The data:
____
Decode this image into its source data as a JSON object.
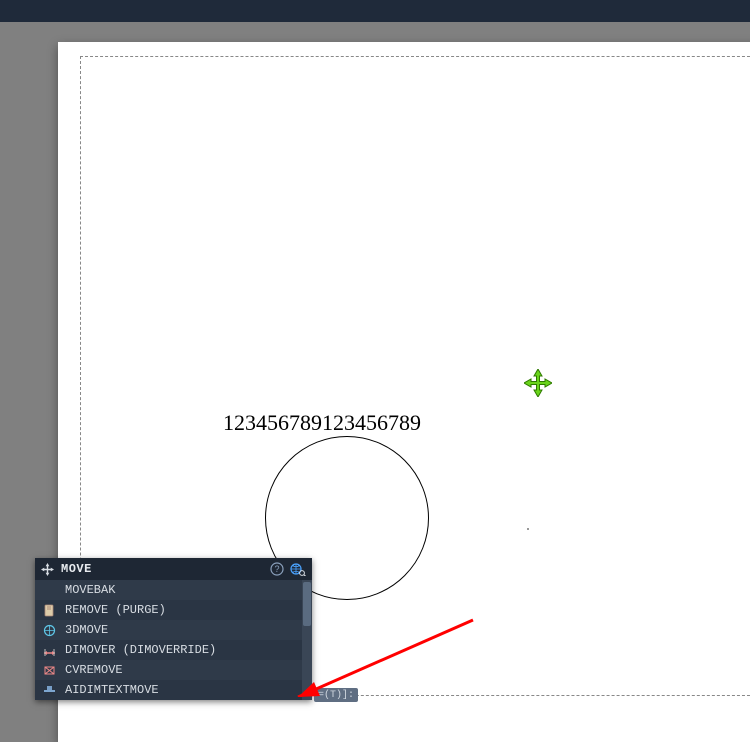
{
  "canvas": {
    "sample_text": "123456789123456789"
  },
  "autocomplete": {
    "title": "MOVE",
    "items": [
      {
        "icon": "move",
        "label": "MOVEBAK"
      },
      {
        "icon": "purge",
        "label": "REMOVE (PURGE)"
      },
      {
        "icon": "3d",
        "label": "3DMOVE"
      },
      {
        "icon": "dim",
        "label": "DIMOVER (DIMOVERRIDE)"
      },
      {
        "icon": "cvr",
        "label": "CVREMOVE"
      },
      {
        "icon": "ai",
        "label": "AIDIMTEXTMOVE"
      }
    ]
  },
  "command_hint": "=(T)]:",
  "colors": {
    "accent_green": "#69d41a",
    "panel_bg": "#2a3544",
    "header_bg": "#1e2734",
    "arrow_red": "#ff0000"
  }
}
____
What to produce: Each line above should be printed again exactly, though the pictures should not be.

Problem solution:
Decode this image into its source data as a JSON object.
{
  "canvas": {
    "sample_text": "123456789123456789"
  },
  "autocomplete": {
    "title": "MOVE",
    "items": [
      {
        "icon": "move",
        "label": "MOVEBAK"
      },
      {
        "icon": "purge",
        "label": "REMOVE (PURGE)"
      },
      {
        "icon": "3d",
        "label": "3DMOVE"
      },
      {
        "icon": "dim",
        "label": "DIMOVER (DIMOVERRIDE)"
      },
      {
        "icon": "cvr",
        "label": "CVREMOVE"
      },
      {
        "icon": "ai",
        "label": "AIDIMTEXTMOVE"
      }
    ]
  },
  "command_hint": "=(T)]:",
  "colors": {
    "accent_green": "#69d41a",
    "panel_bg": "#2a3544",
    "header_bg": "#1e2734",
    "arrow_red": "#ff0000"
  }
}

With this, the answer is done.